Mike Benner, CAMRA chief executive, said: “There is a pressing need for the Government to support community pubs and other local services, which is why CAMRA has praised moves by Nigel Adams MP to bring forward a new Parliamentary Bill with the potential to empower local communities threatened with the loss of local landmarks such as the pub. 

“Such potentially groundbreaking legislation could help to redress the current crippling UK pub closures, but there is still a huge amount of work to be done to prevent rural communities from losing their irreplaceable social hubs.”

Part of the problem is the ‘Tesco-isation’ of every aspect of our lives. Cheap booze, cheap tellies, microwave curries. Many people now prefer to sit indoors sipping a chardonnay and munching their microwave dinners, watching strictly or updating Facebook – rather than spend a couple of hours in the pub actually talking to people. Pubs are under threat because they can’t compete on price with the supermarkets. But they can compete as a social hub – and we don’t really want to bring about the redundancy of face to face human interaction.

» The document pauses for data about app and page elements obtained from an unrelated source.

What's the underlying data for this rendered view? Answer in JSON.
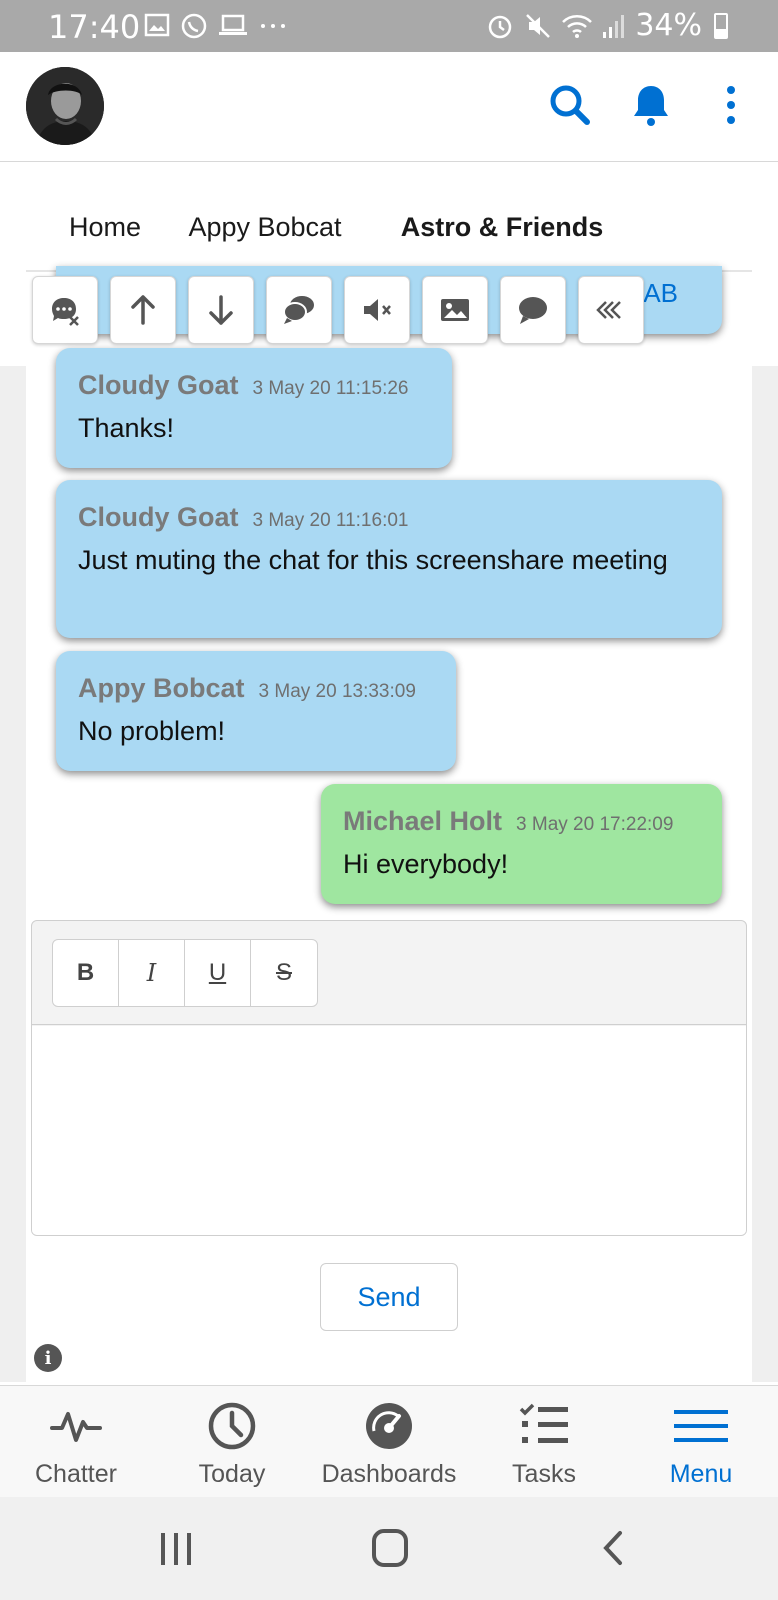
{
  "status_bar": {
    "time": "17:40",
    "battery": "34%"
  },
  "header": {
    "icons": [
      "search-icon",
      "bell-icon",
      "more-vertical-icon"
    ]
  },
  "tabs": [
    {
      "label": "Home",
      "active": false
    },
    {
      "label": "Appy Bobcat",
      "active": false
    },
    {
      "label": "Astro & Friends",
      "active": true
    }
  ],
  "partial_message": {
    "visible_text": "AB"
  },
  "chat_toolbar": {
    "icons": [
      "mute-user-icon",
      "scroll-up-icon",
      "scroll-down-icon",
      "conversations-icon",
      "mute-icon",
      "image-icon",
      "chat-icon",
      "collapse-icon"
    ]
  },
  "messages": [
    {
      "author": "Cloudy Goat",
      "timestamp": "3 May 20 11:15:26",
      "text": "Thanks!",
      "mine": false
    },
    {
      "author": "Cloudy Goat",
      "timestamp": "3 May 20 11:16:01",
      "text": "Just muting the chat for this screenshare meeting",
      "mine": false
    },
    {
      "author": "Appy Bobcat",
      "timestamp": "3 May 20 13:33:09",
      "text": "No problem!",
      "mine": false
    },
    {
      "author": "Michael Holt",
      "timestamp": "3 May 20 17:22:09",
      "text": "Hi everybody!",
      "mine": true
    }
  ],
  "editor": {
    "format_buttons": [
      "B",
      "I",
      "U",
      "S"
    ],
    "value": ""
  },
  "send_label": "Send",
  "bottom_nav": [
    {
      "label": "Chatter",
      "icon": "pulse-icon",
      "active": false
    },
    {
      "label": "Today",
      "icon": "clock-icon",
      "active": false
    },
    {
      "label": "Dashboards",
      "icon": "gauge-icon",
      "active": false
    },
    {
      "label": "Tasks",
      "icon": "checklist-icon",
      "active": false
    },
    {
      "label": "Menu",
      "icon": "hamburger-icon",
      "active": true
    }
  ],
  "colors": {
    "accent": "#0070d2",
    "bubble_other": "#aad9f3",
    "bubble_mine": "#9fe6a0"
  }
}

Over the years many pubs have gone; The Wheatsheaf (house), The Barley Mow (flats), The Dragon (house), The Fitzwilliam Arms (now Fratellis). The by-pass has reduced passing trade but the population of the village can still sustain two pubs.

I have it on good authority that one of our two remaining pubs could close if the lack of use continues. And the first to complain when it goes will be those that live locally but never involve themselves in village life and visit the pub once a year for a Christmas pint.

So – use it or lose it.

 

Summer’s gone but it’s Beer Fest time!


Summer’s gone and all the leaves are fallen.

Well not quite, but the Campaign for Real Ale (CAMRA) Peterborough Festival is on and that for me signifies the end of summer – even if the autumnal equinox isn’t until 23rd September. It’s the last event leading up to the August bank holiday weekend.

It’s tinged with yearning for the summer past (what summer? I hear you cry) yes but it’s a great social occasion and a time to enjoy draft ale that you might not find in the local in a great atmosphere.

If you’re from the area you can guarantee that on any given evening there will be many familiar faces, friends and acquaintances that you don’t see from one year to the next propping up the bar or listening to the (usually) excellent live music. If you’re not, don’t worry because the locals are friendly and the ‘craic’ is great.

The Peterborough Beer Festival is now in its 33rd year and has come a long way from its humble origins in local pubs. From there it moved first to the Wirrina (roller skate arena and hall) and now to a marquee complex on the banks of the River Nene near the Key Theatre.

Something of an old beer fest hand now – I’ve been going almost every year since the fifth festival – I shall be there again looking out for the old faces, saying farewell to another summer and drinking to the coming Autumn.

Just need to pace myself. I’m not as young as I was and work beckons in the morning.